Academia, he rued, has become a servant of the status quo. Can we have a university without the humanities? It would be like a bar without alcohol! If history and philosophy vanish from academic life, they may be replaced by a technical training facility or corporate research institute, he wrote. But this will not be a university in the classic sense of the term. Eagleton is perceptive. Without critical disciplines, universities are no more than teaching shops, producing so much unthinking labour for the market.
The second attack on the university has come from the current government. Shortly after they came to power in 2014, leaders of the Bharatiya Janata Party began to demonise one of the finest centres of academic excellence and enlightened debate, the Jawaharlal Nehru University (JNU). Ignoble attempts to subjugate the faculty and students followed. This was replicated in other Central universities by the appointment of Vice-Chancellors of questionable merit, and the elevation of storm troopers of the ruling party to faculty positions.
Now the government has decided that teaching and research have to be controlled. University administrations have ruled that faculties of Central universities will be subject to Central Civil Services (Conduct) Rules. This, it is said, is the diktat of the University Grants Commission, which is at best a funding and administrative organisation. In JNU, the decision has been adopted without regard for procedures of rule-making: the passage of a proposed policy through the Academic Council, the Executive Council and the University Court.
Starkly put, these regulations stipulate that academics cannot protest, howsoever grave be the provocation. In the academic world, invitations to join editorial boards of prestigious journals are rightly seen as a justifiable reward for academic excellence. This is now banned. Faculty members cannot criticise the policies of the government in their research work. Nor can they dare to critique a flawed foreign policy. And they cannot join political parties.
The policy strikes at the very idea of a public university that embodies the spirit of critical inquiry. Now no academic can ask her students to reflect on the shortcomings of economic policies that reproduce inequality, on social practices that foster gender and caste discrimination, on the politics of intolerance, on historical inquiry, or on cultural practices that disable rights in the name of tradition. Academic research has been reduced to court history.
It is clear that holders of power and their academic courtiers have extracted retribution and punished those who have dared to speak back to unfreedom. But in the process, the ruling party and compliant Vice-Chancellors have shot themselves in the foot. A society is known ultimately by the knowledge its universities and research centres produce, by the excellence of the faculty and by the curiosity of the students. Today, knowledge has been replaced with trite information. Mediocrity rules, and eminent academics are crudely harassed.
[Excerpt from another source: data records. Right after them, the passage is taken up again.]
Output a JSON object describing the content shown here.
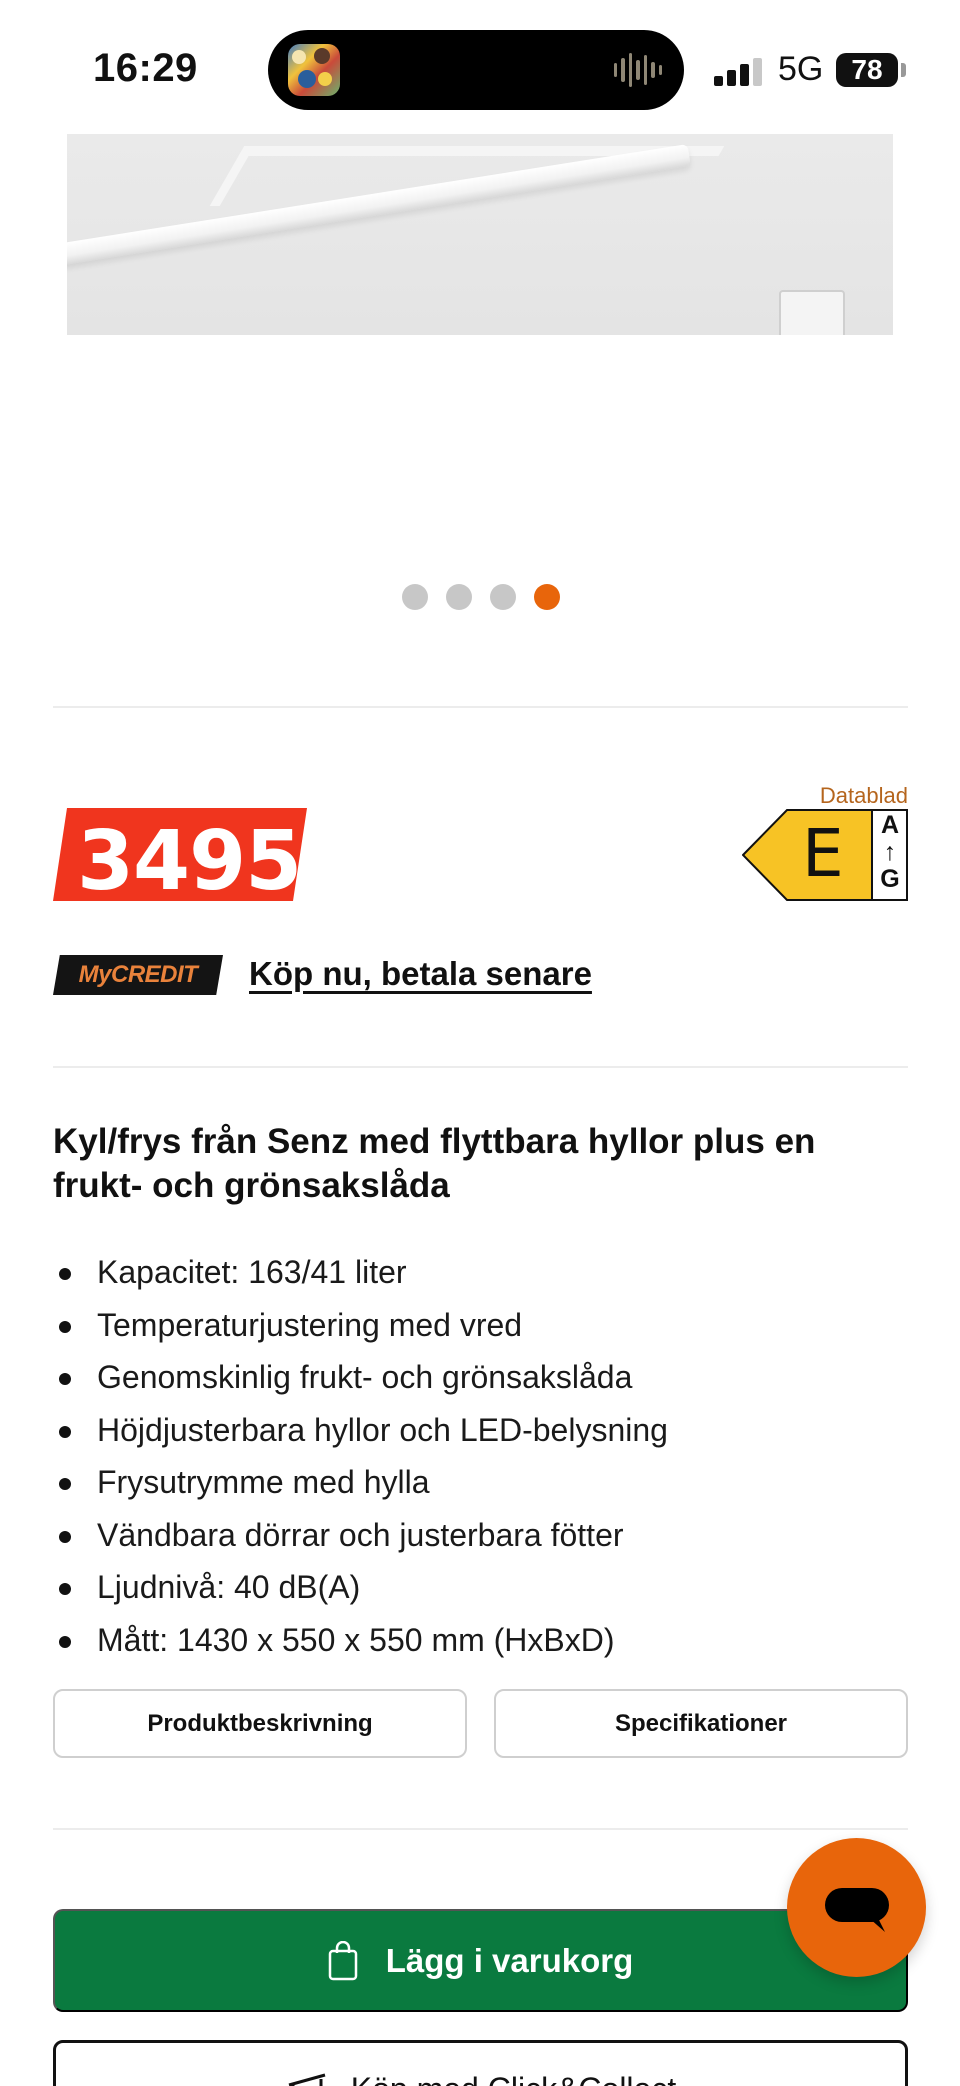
{
  "status_bar": {
    "time": "16:29",
    "network": "5G",
    "battery": "78"
  },
  "carousel": {
    "dots": 4,
    "active_index": 3,
    "active_color": "#e8650b",
    "inactive_color": "#c7c7c7"
  },
  "price": {
    "amount": "3495",
    "tag_color": "#f0351e"
  },
  "energy": {
    "datablad_label": "Datablad",
    "class": "E",
    "scale_top": "A",
    "scale_arrow": "↑",
    "scale_bottom": "G",
    "color": "#f7c325"
  },
  "financing": {
    "badge": "MyCREDIT",
    "link": "Köp nu, betala senare"
  },
  "product": {
    "heading": "Kyl/frys från Senz med flyttbara hyllor plus en frukt- och grönsakslåda",
    "features": [
      "Kapacitet: 163/41 liter",
      "Temperaturjustering med vred",
      "Genomskinlig frukt- och grönsakslåda",
      "Höjdjusterbara hyllor och LED-belysning",
      "Frysutrymme med hylla",
      "Vändbara dörrar och justerbara fötter",
      "Ljudnivå: 40 dB(A)",
      "Mått: 1430 x 550 x 550 mm (HxBxD)"
    ]
  },
  "buttons": {
    "description": "Produktbeskrivning",
    "specifications": "Specifikationer",
    "add_to_cart": "Lägg i varukorg",
    "click_collect": "Köp med Click&Collect"
  },
  "colors": {
    "cart_green": "#0a7a3f",
    "accent_orange": "#e8650b"
  }
}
Above all, the order demeans reputed academics the precise way in which Bernarda, the mother in Lorca’s play, humiliated her daughter.
The difference is that now the censor board will gag analytical and insightful scholarship. Instead of strengthening the public university, which was meant to be a training ground for citizenship, the government has deliberately weakened an academic structure that has great potential to chart a route to opportunity and social justice.